Lebanon: The Game Of Words
By Walid Choucair
Lebanon is seeing a huge political struggle now being dominated by playing with words and manoeuvring, as big-time headlines and slogans are wielded. Some parties are saying one thing and privately maintaining the opposite; they put forward descriptions by which they mean to cover up things that are the opposite of their true meaning. They announce commitments that allow them to escape their pledge, and then to place the responsibility on others.
It is a game with a single function, namely to cover up the stepping back from commitments, and to secure cover for the coup against the types of consensus without which it will be difficult to guarantee stability in Lebanon. It is a game of the art of maneuver, which is being carried out by those who are professionals when it comes to the policy of waiting – waiting for something to happen outside this game, which will turn things upside-down and alter the political scene. Then, the arena will be one in which the true players would appear, or these professionals would gain time in order to for them to turn the situation upside-down, when the time is right.
Over the last three days, the debate in the Lebanese Parliament has seen a considerable amount of playing with words, especially by the majority, and particularly over the Special Tribunal for Lebanon, which is trying to uncover the truth behind the assassination of former Prime Minister Rafik Hariri. However, there is a fundamental significance to this control over this game, which saw, before and during the parliamentary session, vague expressions that could be interpreted in various ways: in other words, what happened outside the session and will happen afterwards will help clarify the true meanings and objectives behind this game, which is legitimate in the eyes of Lebanese politicians.

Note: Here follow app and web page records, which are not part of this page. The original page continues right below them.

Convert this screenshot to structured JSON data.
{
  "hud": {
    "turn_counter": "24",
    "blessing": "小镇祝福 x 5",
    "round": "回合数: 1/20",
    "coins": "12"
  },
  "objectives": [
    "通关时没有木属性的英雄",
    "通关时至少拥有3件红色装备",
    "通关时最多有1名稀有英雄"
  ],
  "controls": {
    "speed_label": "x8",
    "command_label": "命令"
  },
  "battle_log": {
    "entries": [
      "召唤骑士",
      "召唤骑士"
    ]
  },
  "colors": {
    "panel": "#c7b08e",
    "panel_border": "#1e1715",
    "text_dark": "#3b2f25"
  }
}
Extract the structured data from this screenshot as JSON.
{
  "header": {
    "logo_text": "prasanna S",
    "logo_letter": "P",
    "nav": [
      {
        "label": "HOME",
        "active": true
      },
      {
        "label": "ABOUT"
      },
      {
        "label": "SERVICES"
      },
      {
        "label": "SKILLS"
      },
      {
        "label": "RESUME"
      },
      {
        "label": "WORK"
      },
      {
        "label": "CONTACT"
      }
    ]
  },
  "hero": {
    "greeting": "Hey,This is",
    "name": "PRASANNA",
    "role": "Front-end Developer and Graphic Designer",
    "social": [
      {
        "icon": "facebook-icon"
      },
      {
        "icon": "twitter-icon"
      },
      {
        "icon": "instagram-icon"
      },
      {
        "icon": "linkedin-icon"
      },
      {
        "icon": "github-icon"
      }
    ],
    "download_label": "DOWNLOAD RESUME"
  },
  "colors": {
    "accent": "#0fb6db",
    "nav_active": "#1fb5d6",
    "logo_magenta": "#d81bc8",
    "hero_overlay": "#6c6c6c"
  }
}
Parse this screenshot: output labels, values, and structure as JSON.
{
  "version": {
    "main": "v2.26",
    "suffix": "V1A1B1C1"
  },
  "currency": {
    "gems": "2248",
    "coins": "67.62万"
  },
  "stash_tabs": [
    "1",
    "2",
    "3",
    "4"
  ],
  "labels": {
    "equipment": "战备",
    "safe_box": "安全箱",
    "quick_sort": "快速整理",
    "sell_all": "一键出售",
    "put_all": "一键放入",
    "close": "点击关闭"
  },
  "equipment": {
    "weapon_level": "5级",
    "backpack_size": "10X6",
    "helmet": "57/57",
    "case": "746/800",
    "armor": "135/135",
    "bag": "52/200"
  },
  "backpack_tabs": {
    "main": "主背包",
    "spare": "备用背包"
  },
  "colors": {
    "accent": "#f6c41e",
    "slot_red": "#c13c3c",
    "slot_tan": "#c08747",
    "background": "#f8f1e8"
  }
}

They believe that engaging in this game indicates intelligence and acumen, to the degree that they sometimes go as far as to believe in their playing with words. However, they also fail to notice the embarrassing situation they are in, the confusion that dominates them, and their anxiety about their actual situation. The game takes them as far as believing these arguments, and upon them they base expectations. However, most of them find no embarrassment in stepping back from what they say, because their public will believe them in any case, and keep in line, or forget what they said previously. This is because a group affiliation attracts this public to them, or because the circumstances have changed, such that accommodating themselves to these new stances is justified, and any retreat will be understood by some of this public, at the least.
The easiest example to indicate this is the seamless ability of Walid Jumblatt, the head of the National Struggle Front parliamentary bloc, to undergo tremendous political changes, due to the shifting balance of power, and justify this by saying that he had "erred." Meanwhile, Hezbollah has found no embarrassment in stepping back from its positions, or "jumping forward" on other fronts, in the game of words. The party is cohesive. Besides, the loyalty of its base and the surplus of force it enjoys locally and regionally allows it to disregard any type of calculations on this front. Before the formation of the new government, Hezbollah's leadership and cadres were convinced that it would not be formed, but it was. The party believed that the government would not continue, but it did and the party accepted to include it in previous government policy statements, and supported them. However, Hezbollah believed that justice through this government would undermine stability, because it would bring civil strife, so it turned around and rejected a deal trading justice for stability, and asserted that there would be no civil strife.
In this gamble, between its actual position and the talk it puts out, Hezbollah is relying on its over-confidence, even though its rivals see this as confusion and a sign of mistaken calculations, which will eventually prompt the party to modify its stances, and try to outrace things.
Speaker Nabih Berri is matching Jumblatt and Hezbollah in the game of words, because he plays it well, is good at maneuvering, and is accommodating himself to the changes without incurring huge losses. He is taking advantage of his position as the speaker of Parliament, who is needed by his allies and some of his rivals.
Other leaders do not care about losing credibility in this game of words.
However, Prime Minister Najib Mikati enters the game without a party to support him, or a group affiliation to constitute a mass base that can help him compensate for the damage he might incur from this game when he faces the facts of the actual situation, if it leads to shrinking his margin of maneuver. Then, he will be forced to take a clear stance or exit the game when the hour of truth comes. This is because he will obliged to be loyal to one of the sides; what he says contains two interpretations, and he will be forced to take sides, or step away, especially since there is no settlement to the dispute over the STL on the horizon.
This commentary was published in al-Hayat on 08/07/2011